But there is a downside to the superfood trend, according to health professionals. “It is absolutely essential that people remember eating one or two superfoods will not make us super healthy,” Weinandy says. Wait, so you mean we can’t eat pizza all the time and then top it off with a superfood-filled smoothie?! Bummer. “We need to eat a variety of healthy foods on a regular basis for super health,” she explains.
What’s more, trendy superfoods that come from exotic locations or that are lab-manufactured can be pricey. “Superfoods are often more expensive because they are highly processed into a powder or pill form and travel from around the world to get to your plate,” notes Amanda Barnes, R.D.N., a registered dietitian. And sometimes, you can find the same substances that make those superfoods so beneficial at a much lower price—in foods you commonly see in the grocery store.
Plus, there’s the fact that the marketing around superfoods can be somewhat misleading. “While I don’t diss superfoods in general because they may be dense in healthful nutrients, these foods may not be right for everyone because nutrition is not ‘one size fits all,'” points out Arti Lakhani, M.D., and integrative oncologist with AMITA Health Adventist Medical Center Hinsdale. “Superfoods may only deliver on their promises if consumed in the right quantity, prepared properly, and eaten at the right time. Unfortunately, we don’t know exactly how well nutrients from these foods are absorbed. Everyone is unique in the way they process the foods that they eat.”
With that in mind, here are some popular superfoods that have been overhyped for their health benefits, either because the research behind them is lacking or because you can get the same nutrients from less expensive, easier-to-find foods.
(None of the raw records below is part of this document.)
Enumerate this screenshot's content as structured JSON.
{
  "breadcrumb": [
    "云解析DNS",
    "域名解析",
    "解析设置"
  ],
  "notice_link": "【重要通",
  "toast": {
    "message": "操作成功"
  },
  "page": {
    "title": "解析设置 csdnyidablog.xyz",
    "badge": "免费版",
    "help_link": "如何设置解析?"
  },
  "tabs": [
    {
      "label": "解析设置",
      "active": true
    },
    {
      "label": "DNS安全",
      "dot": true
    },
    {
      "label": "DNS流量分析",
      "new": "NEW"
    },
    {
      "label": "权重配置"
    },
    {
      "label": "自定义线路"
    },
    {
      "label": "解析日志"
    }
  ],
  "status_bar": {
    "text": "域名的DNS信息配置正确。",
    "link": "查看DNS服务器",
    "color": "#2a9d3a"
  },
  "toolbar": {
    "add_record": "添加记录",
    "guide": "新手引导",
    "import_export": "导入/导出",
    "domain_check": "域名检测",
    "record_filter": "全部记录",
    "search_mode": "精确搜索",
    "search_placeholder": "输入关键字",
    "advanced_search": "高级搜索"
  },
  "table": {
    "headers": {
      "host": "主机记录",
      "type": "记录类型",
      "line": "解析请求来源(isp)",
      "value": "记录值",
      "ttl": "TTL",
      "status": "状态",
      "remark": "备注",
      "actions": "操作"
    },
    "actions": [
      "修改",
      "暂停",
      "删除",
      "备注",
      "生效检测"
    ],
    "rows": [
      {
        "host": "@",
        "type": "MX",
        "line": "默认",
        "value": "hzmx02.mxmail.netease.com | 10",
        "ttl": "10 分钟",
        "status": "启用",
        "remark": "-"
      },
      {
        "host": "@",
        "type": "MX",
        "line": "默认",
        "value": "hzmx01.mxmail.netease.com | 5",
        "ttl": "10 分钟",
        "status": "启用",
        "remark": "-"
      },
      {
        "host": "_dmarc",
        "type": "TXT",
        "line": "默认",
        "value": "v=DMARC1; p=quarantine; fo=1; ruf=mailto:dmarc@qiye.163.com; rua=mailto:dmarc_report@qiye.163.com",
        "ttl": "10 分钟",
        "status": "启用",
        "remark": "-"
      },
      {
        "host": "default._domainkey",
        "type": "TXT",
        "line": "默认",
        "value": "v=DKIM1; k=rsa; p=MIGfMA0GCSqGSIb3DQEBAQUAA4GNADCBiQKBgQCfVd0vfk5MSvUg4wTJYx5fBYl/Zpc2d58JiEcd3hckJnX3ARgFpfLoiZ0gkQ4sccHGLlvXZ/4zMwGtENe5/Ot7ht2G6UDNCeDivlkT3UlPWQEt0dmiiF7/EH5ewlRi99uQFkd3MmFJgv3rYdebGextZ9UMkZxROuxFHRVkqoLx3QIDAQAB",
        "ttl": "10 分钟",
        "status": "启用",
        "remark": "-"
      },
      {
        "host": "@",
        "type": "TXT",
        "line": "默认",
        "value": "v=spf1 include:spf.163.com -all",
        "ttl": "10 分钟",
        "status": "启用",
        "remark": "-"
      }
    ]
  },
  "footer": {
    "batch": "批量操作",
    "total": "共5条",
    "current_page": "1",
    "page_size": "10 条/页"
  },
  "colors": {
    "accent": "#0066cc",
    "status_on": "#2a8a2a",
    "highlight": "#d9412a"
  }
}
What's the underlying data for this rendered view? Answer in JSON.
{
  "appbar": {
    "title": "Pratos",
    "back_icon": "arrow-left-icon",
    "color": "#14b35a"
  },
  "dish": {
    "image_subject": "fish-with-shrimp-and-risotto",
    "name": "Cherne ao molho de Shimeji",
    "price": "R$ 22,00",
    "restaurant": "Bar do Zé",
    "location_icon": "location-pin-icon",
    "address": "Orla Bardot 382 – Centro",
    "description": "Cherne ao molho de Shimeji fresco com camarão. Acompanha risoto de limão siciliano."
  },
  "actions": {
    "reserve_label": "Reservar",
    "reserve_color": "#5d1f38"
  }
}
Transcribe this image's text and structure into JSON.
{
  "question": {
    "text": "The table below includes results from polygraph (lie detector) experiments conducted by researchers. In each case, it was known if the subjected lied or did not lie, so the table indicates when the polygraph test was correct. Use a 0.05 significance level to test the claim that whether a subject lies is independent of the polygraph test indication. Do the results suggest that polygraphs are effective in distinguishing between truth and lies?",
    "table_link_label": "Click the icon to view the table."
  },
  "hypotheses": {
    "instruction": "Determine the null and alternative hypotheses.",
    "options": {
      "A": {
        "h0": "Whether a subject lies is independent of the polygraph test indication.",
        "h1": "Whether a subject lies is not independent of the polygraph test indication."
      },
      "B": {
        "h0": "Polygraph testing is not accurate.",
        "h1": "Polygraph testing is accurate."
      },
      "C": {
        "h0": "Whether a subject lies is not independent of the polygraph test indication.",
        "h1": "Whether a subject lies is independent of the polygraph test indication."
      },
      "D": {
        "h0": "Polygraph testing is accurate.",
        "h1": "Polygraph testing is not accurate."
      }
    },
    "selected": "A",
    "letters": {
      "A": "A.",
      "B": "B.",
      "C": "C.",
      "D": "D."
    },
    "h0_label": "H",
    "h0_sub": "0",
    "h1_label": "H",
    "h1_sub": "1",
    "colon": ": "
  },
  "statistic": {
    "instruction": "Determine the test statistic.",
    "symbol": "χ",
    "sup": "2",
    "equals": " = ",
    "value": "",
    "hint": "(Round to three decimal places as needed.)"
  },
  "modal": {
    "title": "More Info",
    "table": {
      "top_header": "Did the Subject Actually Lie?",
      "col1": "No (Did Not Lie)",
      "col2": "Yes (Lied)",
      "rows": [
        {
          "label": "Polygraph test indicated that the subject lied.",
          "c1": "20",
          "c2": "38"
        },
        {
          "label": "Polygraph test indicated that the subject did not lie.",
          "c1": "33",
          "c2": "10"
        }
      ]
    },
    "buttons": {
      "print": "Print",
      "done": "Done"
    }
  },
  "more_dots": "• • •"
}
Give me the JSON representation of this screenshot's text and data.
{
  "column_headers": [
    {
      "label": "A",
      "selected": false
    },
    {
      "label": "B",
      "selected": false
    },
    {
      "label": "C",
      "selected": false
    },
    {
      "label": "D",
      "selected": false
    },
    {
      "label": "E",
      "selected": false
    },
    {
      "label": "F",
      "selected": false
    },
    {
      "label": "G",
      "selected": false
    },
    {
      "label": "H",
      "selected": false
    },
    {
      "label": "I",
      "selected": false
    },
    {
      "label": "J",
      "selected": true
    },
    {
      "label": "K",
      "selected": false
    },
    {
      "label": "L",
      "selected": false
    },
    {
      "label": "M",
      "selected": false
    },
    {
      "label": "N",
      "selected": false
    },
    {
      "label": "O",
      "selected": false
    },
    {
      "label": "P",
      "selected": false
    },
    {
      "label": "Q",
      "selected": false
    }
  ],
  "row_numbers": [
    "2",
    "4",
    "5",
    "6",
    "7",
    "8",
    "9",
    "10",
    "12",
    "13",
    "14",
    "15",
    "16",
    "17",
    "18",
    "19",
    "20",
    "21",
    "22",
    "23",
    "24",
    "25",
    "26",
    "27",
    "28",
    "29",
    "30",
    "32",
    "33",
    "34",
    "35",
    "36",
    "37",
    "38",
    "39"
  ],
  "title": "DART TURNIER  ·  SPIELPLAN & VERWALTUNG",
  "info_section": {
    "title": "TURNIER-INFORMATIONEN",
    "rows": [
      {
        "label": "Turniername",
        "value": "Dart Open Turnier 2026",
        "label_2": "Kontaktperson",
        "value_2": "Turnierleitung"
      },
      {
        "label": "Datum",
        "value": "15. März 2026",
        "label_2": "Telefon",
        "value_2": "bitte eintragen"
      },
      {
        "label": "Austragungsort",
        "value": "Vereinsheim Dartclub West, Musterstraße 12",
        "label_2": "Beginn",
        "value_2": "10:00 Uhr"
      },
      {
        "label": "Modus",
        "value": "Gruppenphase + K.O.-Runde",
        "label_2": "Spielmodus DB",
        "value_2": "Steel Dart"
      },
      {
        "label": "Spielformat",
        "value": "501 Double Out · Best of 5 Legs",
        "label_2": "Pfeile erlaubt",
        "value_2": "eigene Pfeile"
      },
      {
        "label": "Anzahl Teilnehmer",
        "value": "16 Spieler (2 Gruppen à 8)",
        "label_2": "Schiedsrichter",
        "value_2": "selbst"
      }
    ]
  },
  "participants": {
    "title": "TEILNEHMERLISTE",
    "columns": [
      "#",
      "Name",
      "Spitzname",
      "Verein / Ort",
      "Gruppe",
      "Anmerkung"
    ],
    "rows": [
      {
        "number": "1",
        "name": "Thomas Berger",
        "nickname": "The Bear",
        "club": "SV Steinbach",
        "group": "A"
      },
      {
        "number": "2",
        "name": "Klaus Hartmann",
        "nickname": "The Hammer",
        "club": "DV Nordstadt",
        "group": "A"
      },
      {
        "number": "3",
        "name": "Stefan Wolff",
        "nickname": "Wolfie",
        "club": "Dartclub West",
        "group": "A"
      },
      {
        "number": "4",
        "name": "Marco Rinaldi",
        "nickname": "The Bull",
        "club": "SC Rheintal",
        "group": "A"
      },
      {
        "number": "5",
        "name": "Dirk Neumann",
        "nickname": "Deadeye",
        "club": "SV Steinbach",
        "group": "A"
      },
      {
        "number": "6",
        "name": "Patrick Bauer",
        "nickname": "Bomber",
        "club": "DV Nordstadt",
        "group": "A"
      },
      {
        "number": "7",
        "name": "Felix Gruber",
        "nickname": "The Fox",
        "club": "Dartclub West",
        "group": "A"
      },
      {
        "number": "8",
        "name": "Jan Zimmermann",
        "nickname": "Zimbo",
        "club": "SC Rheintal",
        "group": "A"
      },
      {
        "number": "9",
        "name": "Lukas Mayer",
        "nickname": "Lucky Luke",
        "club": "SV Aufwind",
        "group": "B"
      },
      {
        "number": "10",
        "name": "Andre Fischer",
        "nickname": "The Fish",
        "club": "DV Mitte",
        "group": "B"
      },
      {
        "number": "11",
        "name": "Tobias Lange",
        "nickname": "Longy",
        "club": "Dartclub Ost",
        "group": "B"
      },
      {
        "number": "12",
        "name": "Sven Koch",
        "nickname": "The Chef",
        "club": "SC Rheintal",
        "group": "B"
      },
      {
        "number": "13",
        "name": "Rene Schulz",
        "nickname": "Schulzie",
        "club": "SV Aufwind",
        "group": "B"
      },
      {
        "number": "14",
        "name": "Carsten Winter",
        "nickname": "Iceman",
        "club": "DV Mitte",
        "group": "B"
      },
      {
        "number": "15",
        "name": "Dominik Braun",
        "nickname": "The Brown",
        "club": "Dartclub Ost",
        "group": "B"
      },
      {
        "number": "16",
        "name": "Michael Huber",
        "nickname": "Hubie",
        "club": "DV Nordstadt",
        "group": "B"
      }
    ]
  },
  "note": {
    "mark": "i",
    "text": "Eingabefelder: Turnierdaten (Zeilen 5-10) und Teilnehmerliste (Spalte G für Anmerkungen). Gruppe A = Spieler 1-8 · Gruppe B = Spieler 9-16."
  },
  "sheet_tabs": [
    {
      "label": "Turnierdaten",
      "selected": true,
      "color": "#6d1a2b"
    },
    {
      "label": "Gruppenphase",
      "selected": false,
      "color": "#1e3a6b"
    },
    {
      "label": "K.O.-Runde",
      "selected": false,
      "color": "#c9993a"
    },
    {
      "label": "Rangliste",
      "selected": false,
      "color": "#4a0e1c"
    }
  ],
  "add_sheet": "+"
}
While most of these superfoods aren’t bad for you, nutrition pros say you shouldn’t sweat it if you can’t (or don’t want to!) fit them into your diet.